Web page and app entries
----

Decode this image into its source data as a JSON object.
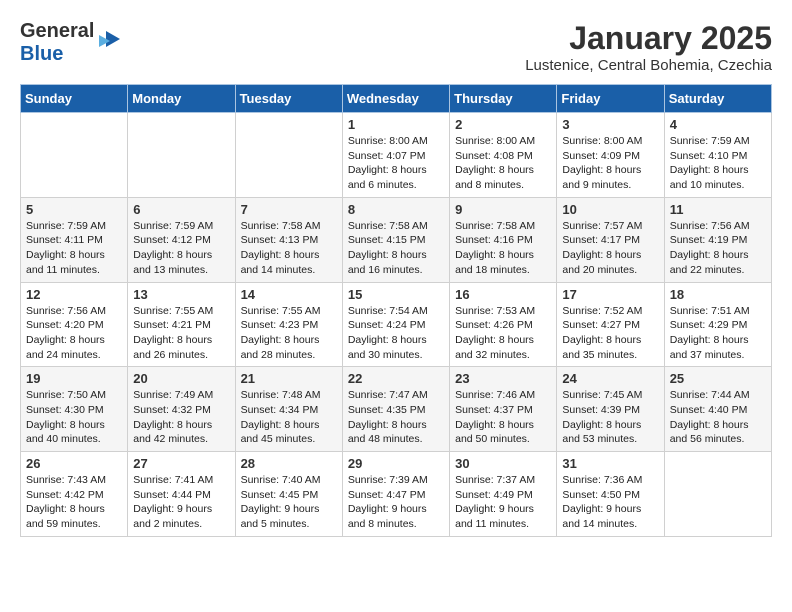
{
  "header": {
    "logo_line1": "General",
    "logo_line2": "Blue",
    "month": "January 2025",
    "location": "Lustenice, Central Bohemia, Czechia"
  },
  "weekdays": [
    "Sunday",
    "Monday",
    "Tuesday",
    "Wednesday",
    "Thursday",
    "Friday",
    "Saturday"
  ],
  "weeks": [
    [
      {
        "day": "",
        "info": ""
      },
      {
        "day": "",
        "info": ""
      },
      {
        "day": "",
        "info": ""
      },
      {
        "day": "1",
        "info": "Sunrise: 8:00 AM\nSunset: 4:07 PM\nDaylight: 8 hours and 6 minutes."
      },
      {
        "day": "2",
        "info": "Sunrise: 8:00 AM\nSunset: 4:08 PM\nDaylight: 8 hours and 8 minutes."
      },
      {
        "day": "3",
        "info": "Sunrise: 8:00 AM\nSunset: 4:09 PM\nDaylight: 8 hours and 9 minutes."
      },
      {
        "day": "4",
        "info": "Sunrise: 7:59 AM\nSunset: 4:10 PM\nDaylight: 8 hours and 10 minutes."
      }
    ],
    [
      {
        "day": "5",
        "info": "Sunrise: 7:59 AM\nSunset: 4:11 PM\nDaylight: 8 hours and 11 minutes."
      },
      {
        "day": "6",
        "info": "Sunrise: 7:59 AM\nSunset: 4:12 PM\nDaylight: 8 hours and 13 minutes."
      },
      {
        "day": "7",
        "info": "Sunrise: 7:58 AM\nSunset: 4:13 PM\nDaylight: 8 hours and 14 minutes."
      },
      {
        "day": "8",
        "info": "Sunrise: 7:58 AM\nSunset: 4:15 PM\nDaylight: 8 hours and 16 minutes."
      },
      {
        "day": "9",
        "info": "Sunrise: 7:58 AM\nSunset: 4:16 PM\nDaylight: 8 hours and 18 minutes."
      },
      {
        "day": "10",
        "info": "Sunrise: 7:57 AM\nSunset: 4:17 PM\nDaylight: 8 hours and 20 minutes."
      },
      {
        "day": "11",
        "info": "Sunrise: 7:56 AM\nSunset: 4:19 PM\nDaylight: 8 hours and 22 minutes."
      }
    ],
    [
      {
        "day": "12",
        "info": "Sunrise: 7:56 AM\nSunset: 4:20 PM\nDaylight: 8 hours and 24 minutes."
      },
      {
        "day": "13",
        "info": "Sunrise: 7:55 AM\nSunset: 4:21 PM\nDaylight: 8 hours and 26 minutes."
      },
      {
        "day": "14",
        "info": "Sunrise: 7:55 AM\nSunset: 4:23 PM\nDaylight: 8 hours and 28 minutes."
      },
      {
        "day": "15",
        "info": "Sunrise: 7:54 AM\nSunset: 4:24 PM\nDaylight: 8 hours and 30 minutes."
      },
      {
        "day": "16",
        "info": "Sunrise: 7:53 AM\nSunset: 4:26 PM\nDaylight: 8 hours and 32 minutes."
      },
      {
        "day": "17",
        "info": "Sunrise: 7:52 AM\nSunset: 4:27 PM\nDaylight: 8 hours and 35 minutes."
      },
      {
        "day": "18",
        "info": "Sunrise: 7:51 AM\nSunset: 4:29 PM\nDaylight: 8 hours and 37 minutes."
      }
    ],
    [
      {
        "day": "19",
        "info": "Sunrise: 7:50 AM\nSunset: 4:30 PM\nDaylight: 8 hours and 40 minutes."
      },
      {
        "day": "20",
        "info": "Sunrise: 7:49 AM\nSunset: 4:32 PM\nDaylight: 8 hours and 42 minutes."
      },
      {
        "day": "21",
        "info": "Sunrise: 7:48 AM\nSunset: 4:34 PM\nDaylight: 8 hours and 45 minutes."
      },
      {
        "day": "22",
        "info": "Sunrise: 7:47 AM\nSunset: 4:35 PM\nDaylight: 8 hours and 48 minutes."
      },
      {
        "day": "23",
        "info": "Sunrise: 7:46 AM\nSunset: 4:37 PM\nDaylight: 8 hours and 50 minutes."
      },
      {
        "day": "24",
        "info": "Sunrise: 7:45 AM\nSunset: 4:39 PM\nDaylight: 8 hours and 53 minutes."
      },
      {
        "day": "25",
        "info": "Sunrise: 7:44 AM\nSunset: 4:40 PM\nDaylight: 8 hours and 56 minutes."
      }
    ],
    [
      {
        "day": "26",
        "info": "Sunrise: 7:43 AM\nSunset: 4:42 PM\nDaylight: 8 hours and 59 minutes."
      },
      {
        "day": "27",
        "info": "Sunrise: 7:41 AM\nSunset: 4:44 PM\nDaylight: 9 hours and 2 minutes."
      },
      {
        "day": "28",
        "info": "Sunrise: 7:40 AM\nSunset: 4:45 PM\nDaylight: 9 hours and 5 minutes."
      },
      {
        "day": "29",
        "info": "Sunrise: 7:39 AM\nSunset: 4:47 PM\nDaylight: 9 hours and 8 minutes."
      },
      {
        "day": "30",
        "info": "Sunrise: 7:37 AM\nSunset: 4:49 PM\nDaylight: 9 hours and 11 minutes."
      },
      {
        "day": "31",
        "info": "Sunrise: 7:36 AM\nSunset: 4:50 PM\nDaylight: 9 hours and 14 minutes."
      },
      {
        "day": "",
        "info": ""
      }
    ]
  ]
}
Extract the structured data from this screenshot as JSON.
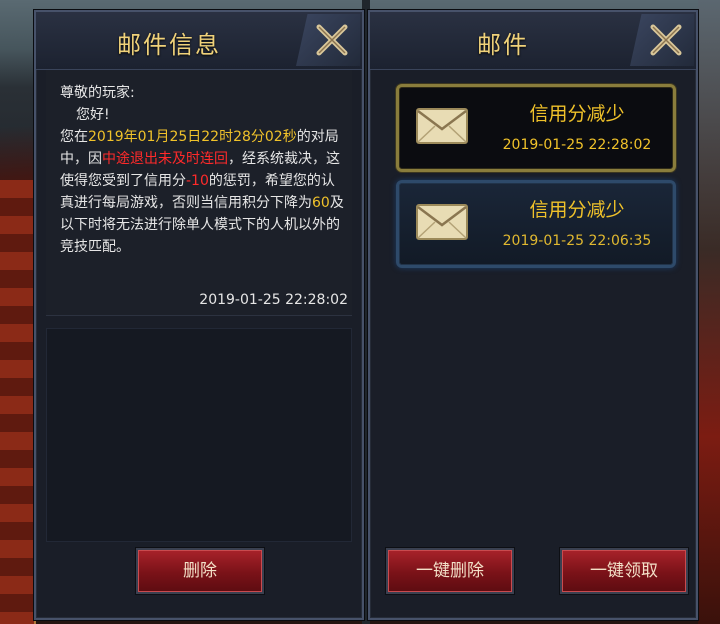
{
  "detail_panel": {
    "title": "邮件信息",
    "message": {
      "greeting": "尊敬的玩家:",
      "hello": "您好!",
      "p1": "您在",
      "time_hl": "2019年01月25日22时28分02秒",
      "p2": "的对局中，因",
      "reason_hl": "中途退出未及时连回",
      "p3": "，经系统裁决，这使得您受到了信用分",
      "penalty_hl": "-10",
      "p4": "的惩罚，希望您的认真进行每局游戏，否则当信用积分下降为",
      "threshold_hl": "60",
      "p5": "及以下时将无法进行除单人模式下的人机以外的竞技匹配。"
    },
    "date": "2019-01-25 22:28:02",
    "delete_label": "删除"
  },
  "list_panel": {
    "title": "邮件",
    "mails": [
      {
        "title": "信用分减少",
        "time": "2019-01-25 22:28:02",
        "selected": true
      },
      {
        "title": "信用分减少",
        "time": "2019-01-25 22:06:35",
        "selected": false
      }
    ],
    "delete_all_label": "一键删除",
    "claim_all_label": "一键领取"
  },
  "colors": {
    "title_gold": "#f0d27a",
    "highlight_gold": "#f0c22a",
    "highlight_red": "#ff2a2a",
    "button_red": "#8a1820"
  },
  "icons": [
    "close-icon",
    "envelope-icon"
  ]
}
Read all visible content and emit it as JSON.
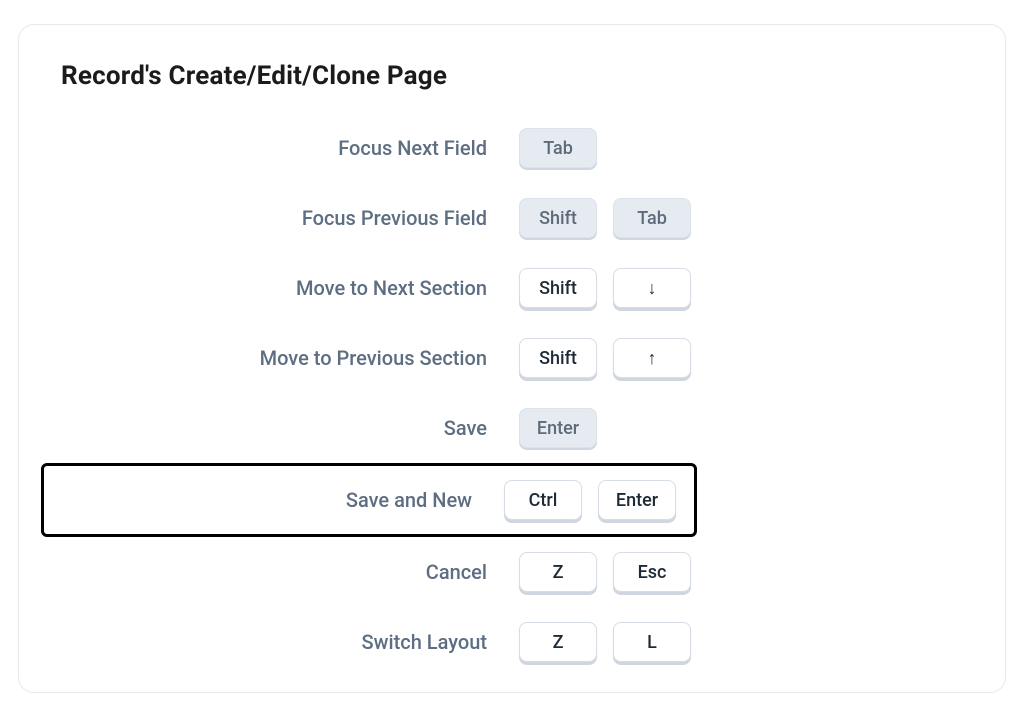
{
  "card": {
    "title": "Record's Create/Edit/Clone Page",
    "rows": {
      "focus_next_field": {
        "label": "Focus Next Field",
        "keys": [
          {
            "text": "Tab",
            "style": "flat",
            "tone": "light"
          }
        ]
      },
      "focus_previous_field": {
        "label": "Focus Previous Field",
        "keys": [
          {
            "text": "Shift",
            "style": "flat",
            "tone": "light"
          },
          {
            "text": "Tab",
            "style": "flat",
            "tone": "light"
          }
        ]
      },
      "move_next_section": {
        "label": "Move to Next Section",
        "keys": [
          {
            "text": "Shift",
            "style": "raised",
            "tone": "dark"
          },
          {
            "text": "↓",
            "style": "raised",
            "tone": "dark"
          }
        ]
      },
      "move_previous_section": {
        "label": "Move to Previous Section",
        "keys": [
          {
            "text": "Shift",
            "style": "raised",
            "tone": "dark"
          },
          {
            "text": "↑",
            "style": "raised",
            "tone": "dark"
          }
        ]
      },
      "save": {
        "label": "Save",
        "keys": [
          {
            "text": "Enter",
            "style": "flat",
            "tone": "light"
          }
        ]
      },
      "save_and_new": {
        "label": "Save and New",
        "keys": [
          {
            "text": "Ctrl",
            "style": "raised",
            "tone": "dark"
          },
          {
            "text": "Enter",
            "style": "raised",
            "tone": "dark"
          }
        ],
        "highlighted": true
      },
      "cancel": {
        "label": "Cancel",
        "keys": [
          {
            "text": "Z",
            "style": "raised",
            "tone": "dark"
          },
          {
            "text": "Esc",
            "style": "raised",
            "tone": "dark"
          }
        ]
      },
      "switch_layout": {
        "label": "Switch Layout",
        "keys": [
          {
            "text": "Z",
            "style": "raised",
            "tone": "dark"
          },
          {
            "text": "L",
            "style": "raised",
            "tone": "dark"
          }
        ]
      }
    }
  }
}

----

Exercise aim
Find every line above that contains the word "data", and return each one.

Reply
Decode this image into its source data as a JSON object.
Extract the structured data from this screenshot as JSON.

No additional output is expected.